The first meeting between Cary Grant's high-flying ad-man turned accidental fugitive and Eva Marie Saint's alluring, mysterious stranger in Hitchcock's North By Northwest takes place on a train. Running from cops chasing him on a murder charge, his face on the cover of every newspaper in town, Grant's panicked Roger Thornhill inexplicably makes it through Grand Central and onto a train bound for Chicago. Once aboard, he walks along an empty grey-white corridor surrounded on one side by cabin doors, barred windows on the other; four artificial lights on the ceiling barely illuminate the passageway, perhaps the only slice of good luck he's been afforded thus far. Still, his expensive tailored grey suit, with brown shoes and cufflinks, render him far from inconspicuous, and his insistence on wearing sunglasses in the daytime serves the dual purpose of partially obscuring his face while drawing attention to his presence. Hitchcock's camera statically observes from one end of the corridor as Thornhill hurries towards it, looking in the cabins as he searches for somewhere to lie low for a while. He stops to look out of the window, and Hitchcock cuts to his point-of-view as two cops run onto the train just beyond him; Thornhill rushes back on himself, too scared to look for a place to hide, blindly running to buy time and distance, until he bumps into Eva Marie Saint's as-yet-unnamed character in the tight space linking the corridor to the carriage doors.

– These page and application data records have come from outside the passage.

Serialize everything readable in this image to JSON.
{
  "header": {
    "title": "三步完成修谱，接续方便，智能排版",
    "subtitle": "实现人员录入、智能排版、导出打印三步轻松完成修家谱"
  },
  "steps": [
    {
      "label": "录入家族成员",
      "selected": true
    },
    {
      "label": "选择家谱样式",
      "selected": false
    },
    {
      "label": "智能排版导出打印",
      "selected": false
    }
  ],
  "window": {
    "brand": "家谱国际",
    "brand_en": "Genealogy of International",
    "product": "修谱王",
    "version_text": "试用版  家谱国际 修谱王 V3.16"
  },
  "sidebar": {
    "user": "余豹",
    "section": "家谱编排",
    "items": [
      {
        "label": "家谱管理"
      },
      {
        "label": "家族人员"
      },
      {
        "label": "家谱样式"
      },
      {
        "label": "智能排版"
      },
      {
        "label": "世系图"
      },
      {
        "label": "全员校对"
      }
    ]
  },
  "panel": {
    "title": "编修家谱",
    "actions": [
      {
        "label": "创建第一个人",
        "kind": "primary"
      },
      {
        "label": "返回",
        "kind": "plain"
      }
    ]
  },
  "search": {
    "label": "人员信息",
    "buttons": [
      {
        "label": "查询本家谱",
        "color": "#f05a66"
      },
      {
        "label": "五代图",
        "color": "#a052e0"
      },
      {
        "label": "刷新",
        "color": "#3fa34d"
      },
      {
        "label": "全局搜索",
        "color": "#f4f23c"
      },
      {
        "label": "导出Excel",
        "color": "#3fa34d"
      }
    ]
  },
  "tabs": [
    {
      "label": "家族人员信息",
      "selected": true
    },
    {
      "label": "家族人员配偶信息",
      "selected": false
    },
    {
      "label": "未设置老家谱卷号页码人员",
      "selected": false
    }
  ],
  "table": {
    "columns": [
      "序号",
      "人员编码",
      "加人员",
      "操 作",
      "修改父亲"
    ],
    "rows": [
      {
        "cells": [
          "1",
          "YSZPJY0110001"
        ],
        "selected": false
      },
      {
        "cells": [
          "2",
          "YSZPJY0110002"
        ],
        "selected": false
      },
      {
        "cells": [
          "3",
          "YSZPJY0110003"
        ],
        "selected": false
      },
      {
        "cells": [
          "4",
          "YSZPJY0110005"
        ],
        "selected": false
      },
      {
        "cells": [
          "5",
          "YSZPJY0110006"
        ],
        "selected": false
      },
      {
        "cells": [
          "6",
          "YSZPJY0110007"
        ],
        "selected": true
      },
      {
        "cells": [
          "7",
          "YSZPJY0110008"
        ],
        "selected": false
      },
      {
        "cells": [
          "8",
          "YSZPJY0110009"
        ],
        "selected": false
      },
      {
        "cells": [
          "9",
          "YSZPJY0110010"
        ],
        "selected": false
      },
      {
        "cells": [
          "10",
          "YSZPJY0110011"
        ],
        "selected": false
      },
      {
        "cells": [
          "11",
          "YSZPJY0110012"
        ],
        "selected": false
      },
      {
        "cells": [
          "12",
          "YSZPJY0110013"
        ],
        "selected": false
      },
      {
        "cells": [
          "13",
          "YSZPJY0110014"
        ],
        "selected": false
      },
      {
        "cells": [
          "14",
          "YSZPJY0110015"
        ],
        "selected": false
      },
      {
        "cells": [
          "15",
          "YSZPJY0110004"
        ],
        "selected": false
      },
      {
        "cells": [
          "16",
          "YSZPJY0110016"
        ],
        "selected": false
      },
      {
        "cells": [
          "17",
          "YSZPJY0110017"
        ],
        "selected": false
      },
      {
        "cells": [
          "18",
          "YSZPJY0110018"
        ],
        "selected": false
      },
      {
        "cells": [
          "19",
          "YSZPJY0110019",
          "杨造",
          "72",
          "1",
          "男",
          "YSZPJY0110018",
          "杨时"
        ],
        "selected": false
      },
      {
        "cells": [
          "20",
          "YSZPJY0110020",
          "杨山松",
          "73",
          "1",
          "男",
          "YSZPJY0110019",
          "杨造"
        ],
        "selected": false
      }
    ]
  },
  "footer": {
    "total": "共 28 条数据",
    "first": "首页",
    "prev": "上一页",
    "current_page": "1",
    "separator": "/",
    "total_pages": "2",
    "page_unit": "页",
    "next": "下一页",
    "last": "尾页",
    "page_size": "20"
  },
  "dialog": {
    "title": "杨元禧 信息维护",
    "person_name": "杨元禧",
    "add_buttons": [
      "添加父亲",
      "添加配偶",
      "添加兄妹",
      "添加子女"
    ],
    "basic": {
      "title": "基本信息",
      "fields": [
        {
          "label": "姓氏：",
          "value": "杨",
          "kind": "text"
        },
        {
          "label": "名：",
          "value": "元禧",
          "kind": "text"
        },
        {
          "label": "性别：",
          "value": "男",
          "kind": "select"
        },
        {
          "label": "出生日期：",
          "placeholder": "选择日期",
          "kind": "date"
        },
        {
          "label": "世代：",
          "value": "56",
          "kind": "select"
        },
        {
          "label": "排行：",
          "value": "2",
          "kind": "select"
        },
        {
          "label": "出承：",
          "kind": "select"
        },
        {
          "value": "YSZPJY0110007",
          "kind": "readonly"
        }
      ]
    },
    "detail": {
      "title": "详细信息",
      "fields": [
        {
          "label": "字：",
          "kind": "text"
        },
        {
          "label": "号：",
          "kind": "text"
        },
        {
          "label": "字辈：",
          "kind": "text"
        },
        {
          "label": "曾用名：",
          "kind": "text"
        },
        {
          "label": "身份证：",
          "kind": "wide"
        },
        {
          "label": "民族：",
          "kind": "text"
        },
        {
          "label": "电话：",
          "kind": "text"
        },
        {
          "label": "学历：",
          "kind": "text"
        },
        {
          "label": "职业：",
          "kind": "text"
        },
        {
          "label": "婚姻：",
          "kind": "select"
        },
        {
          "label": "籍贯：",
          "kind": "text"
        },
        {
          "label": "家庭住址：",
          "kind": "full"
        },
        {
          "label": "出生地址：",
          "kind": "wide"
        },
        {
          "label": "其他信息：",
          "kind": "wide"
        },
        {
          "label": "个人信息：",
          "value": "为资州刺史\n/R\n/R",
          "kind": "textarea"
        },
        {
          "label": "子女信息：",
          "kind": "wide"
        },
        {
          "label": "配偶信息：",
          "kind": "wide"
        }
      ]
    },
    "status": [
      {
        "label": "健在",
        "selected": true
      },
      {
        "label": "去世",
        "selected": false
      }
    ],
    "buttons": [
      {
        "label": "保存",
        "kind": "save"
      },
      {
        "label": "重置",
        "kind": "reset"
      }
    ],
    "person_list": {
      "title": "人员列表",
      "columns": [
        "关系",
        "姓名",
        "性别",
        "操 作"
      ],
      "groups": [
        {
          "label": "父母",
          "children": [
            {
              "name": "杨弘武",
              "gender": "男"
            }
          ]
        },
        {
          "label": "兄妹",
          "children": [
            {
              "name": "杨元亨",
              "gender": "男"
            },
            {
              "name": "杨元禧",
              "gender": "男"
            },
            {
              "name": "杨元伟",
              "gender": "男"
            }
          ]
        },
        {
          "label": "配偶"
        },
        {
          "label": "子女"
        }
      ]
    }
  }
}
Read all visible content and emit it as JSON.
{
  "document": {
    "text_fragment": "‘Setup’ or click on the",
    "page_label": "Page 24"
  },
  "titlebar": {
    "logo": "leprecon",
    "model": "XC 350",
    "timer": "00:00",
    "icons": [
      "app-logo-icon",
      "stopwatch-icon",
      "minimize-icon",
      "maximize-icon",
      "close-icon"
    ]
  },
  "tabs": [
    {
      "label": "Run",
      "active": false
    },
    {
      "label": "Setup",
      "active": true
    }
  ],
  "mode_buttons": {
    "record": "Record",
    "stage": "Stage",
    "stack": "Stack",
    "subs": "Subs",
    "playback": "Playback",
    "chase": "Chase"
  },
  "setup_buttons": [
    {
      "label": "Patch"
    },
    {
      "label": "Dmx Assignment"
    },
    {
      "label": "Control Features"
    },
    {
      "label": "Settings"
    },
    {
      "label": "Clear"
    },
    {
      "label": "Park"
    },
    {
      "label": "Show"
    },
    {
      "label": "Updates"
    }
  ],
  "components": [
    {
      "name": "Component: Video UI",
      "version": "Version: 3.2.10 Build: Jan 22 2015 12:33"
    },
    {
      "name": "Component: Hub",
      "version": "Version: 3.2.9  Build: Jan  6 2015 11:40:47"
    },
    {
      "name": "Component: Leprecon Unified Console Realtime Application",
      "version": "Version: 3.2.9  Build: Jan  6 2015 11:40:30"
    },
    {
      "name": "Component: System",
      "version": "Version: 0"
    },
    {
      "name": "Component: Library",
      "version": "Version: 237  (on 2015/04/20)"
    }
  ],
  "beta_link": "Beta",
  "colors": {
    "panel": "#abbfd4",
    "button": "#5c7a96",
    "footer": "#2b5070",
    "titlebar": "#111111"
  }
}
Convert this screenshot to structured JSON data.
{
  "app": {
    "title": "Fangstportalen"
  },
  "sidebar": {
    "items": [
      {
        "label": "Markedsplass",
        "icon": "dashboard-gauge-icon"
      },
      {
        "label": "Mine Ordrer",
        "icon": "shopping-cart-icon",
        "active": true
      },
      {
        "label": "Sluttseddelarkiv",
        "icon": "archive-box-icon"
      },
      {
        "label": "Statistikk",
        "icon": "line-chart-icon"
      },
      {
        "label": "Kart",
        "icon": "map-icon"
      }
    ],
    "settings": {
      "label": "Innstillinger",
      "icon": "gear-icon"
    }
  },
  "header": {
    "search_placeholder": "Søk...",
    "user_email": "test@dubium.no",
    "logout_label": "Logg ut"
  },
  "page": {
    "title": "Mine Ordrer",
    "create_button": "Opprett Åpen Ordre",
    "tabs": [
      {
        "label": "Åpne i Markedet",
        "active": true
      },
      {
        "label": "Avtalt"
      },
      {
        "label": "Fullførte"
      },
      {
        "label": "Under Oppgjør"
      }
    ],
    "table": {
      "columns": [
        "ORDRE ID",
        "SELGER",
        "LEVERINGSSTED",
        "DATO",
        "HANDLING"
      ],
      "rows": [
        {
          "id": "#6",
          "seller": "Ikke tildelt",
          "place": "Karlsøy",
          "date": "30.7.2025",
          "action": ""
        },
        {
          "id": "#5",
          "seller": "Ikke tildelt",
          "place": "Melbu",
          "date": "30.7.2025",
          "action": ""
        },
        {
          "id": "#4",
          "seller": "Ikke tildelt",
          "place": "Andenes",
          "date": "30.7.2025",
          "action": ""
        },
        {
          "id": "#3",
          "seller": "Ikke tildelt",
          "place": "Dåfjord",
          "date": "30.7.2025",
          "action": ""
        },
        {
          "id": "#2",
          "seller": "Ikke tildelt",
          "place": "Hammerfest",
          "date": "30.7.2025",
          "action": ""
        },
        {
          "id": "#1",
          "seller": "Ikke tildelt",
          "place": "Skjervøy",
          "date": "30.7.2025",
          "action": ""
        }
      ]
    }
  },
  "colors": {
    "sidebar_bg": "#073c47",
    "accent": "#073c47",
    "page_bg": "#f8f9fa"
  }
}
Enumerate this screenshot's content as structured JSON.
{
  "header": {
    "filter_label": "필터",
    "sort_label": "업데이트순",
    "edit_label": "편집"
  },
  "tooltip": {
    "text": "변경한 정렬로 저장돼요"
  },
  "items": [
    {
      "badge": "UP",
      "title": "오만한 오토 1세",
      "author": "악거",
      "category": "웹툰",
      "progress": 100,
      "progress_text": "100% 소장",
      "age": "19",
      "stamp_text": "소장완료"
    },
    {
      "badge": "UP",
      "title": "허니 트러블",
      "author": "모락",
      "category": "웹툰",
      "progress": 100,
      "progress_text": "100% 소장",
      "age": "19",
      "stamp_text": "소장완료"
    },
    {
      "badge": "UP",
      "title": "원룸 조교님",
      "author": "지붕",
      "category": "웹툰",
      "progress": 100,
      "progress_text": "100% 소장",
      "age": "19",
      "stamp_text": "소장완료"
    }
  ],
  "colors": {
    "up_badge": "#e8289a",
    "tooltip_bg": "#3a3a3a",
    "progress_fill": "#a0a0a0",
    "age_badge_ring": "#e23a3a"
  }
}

This space provides a platform for an awkward, fumbling attempt for the two to pass by each other, constantly copying the other's movements as if faced with Groucho Marx's mirror. And perhaps, like Groucho Marx, it's a situation intentionally drawn out by Saint. She doesn't seem surprised to walk straight into an alarmed Thornhill, and her eyes barely leave his face as they try to manoeuvre past each other - the only time she does avert her gaze, in fact, is to look back along the corridor at the two cops, stuck behind an elderly couple and the porter carrying their luggage. As the camera cuts to her vantage point, the set-up is the reverse to that of Thornhill entering the train seconds before, with the only changes being the end of the corridor the camera is placed and the perceived shift from objectivity to subjectivity - I say "perceived", because the parallels between the two shots suggest that somebody (perceptibly linked and even opposed to this mysterious woman) has been watching him the whole time. As he ducks into the nearest cabin, she lies to the oblivious onrushing cops: "he went that way, I think he got off," and she watches as they leave the train; the conductor's call of "all aboard" suggests they'll be departing soon. At least for now, he's in the clear, but who is this woman? He sheepishly emerges from the cabin, thanks her, and fakes an explanation ("seven parking tickets"). She responds with a brief but elongated "oh," and sashays along the corridor to find her cabin, abruptly ending their interaction and leaving him wanting more. Thornhill's eyes follow her, his gaze dropping and holding on her legs as the same point-of-view shot repeats itself, this time from his perspective. He's enthralled by her, but was she by him? Is that why she helped him so readily? Hitchcock gives no answers here, but he does lay the groundwork for something to happen between them later on. After all, she found him once, and now she's in his head it can only be a matter of time before she finds him again. And from there, who knows what could happen.